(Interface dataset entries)
╔══

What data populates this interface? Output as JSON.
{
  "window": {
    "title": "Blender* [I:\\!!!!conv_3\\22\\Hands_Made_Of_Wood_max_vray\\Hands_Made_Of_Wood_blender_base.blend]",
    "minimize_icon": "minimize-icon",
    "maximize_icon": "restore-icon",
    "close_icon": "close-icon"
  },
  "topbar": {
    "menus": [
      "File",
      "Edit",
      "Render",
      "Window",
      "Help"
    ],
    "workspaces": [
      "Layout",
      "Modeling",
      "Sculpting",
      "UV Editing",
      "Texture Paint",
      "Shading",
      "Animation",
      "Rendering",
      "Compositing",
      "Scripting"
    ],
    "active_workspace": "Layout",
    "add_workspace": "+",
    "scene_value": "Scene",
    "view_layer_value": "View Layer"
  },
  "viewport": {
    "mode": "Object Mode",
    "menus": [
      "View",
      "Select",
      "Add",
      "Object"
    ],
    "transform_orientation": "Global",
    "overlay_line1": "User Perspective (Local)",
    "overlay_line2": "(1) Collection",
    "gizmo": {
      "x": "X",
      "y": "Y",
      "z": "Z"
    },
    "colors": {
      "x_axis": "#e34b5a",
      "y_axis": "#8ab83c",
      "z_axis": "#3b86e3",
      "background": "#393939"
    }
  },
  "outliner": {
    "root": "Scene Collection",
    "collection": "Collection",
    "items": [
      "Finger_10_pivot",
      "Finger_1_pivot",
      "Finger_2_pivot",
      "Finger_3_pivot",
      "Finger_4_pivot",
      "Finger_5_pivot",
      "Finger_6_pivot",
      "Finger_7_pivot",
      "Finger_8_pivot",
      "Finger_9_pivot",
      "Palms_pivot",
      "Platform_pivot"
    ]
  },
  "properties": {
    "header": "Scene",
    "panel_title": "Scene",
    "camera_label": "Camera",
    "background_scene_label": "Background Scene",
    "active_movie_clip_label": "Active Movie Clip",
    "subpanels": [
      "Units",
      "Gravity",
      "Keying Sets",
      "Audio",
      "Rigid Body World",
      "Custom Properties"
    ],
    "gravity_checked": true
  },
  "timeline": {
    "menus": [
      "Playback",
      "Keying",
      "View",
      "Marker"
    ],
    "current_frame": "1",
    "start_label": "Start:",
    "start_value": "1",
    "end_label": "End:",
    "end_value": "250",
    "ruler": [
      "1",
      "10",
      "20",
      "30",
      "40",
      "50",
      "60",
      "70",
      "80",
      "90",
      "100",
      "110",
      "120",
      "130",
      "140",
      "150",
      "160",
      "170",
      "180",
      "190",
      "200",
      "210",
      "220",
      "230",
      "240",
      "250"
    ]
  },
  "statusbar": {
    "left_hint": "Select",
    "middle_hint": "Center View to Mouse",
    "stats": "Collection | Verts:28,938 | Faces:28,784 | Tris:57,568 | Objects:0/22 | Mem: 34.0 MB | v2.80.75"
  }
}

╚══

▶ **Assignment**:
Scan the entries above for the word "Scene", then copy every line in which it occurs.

▶ **Expected answer**:
    "scene_value": "Scene",
    "root": "Scene Collection",
    "header": "Scene",
    "panel_title": "Scene",
    "background_scene_label": "Background Scene",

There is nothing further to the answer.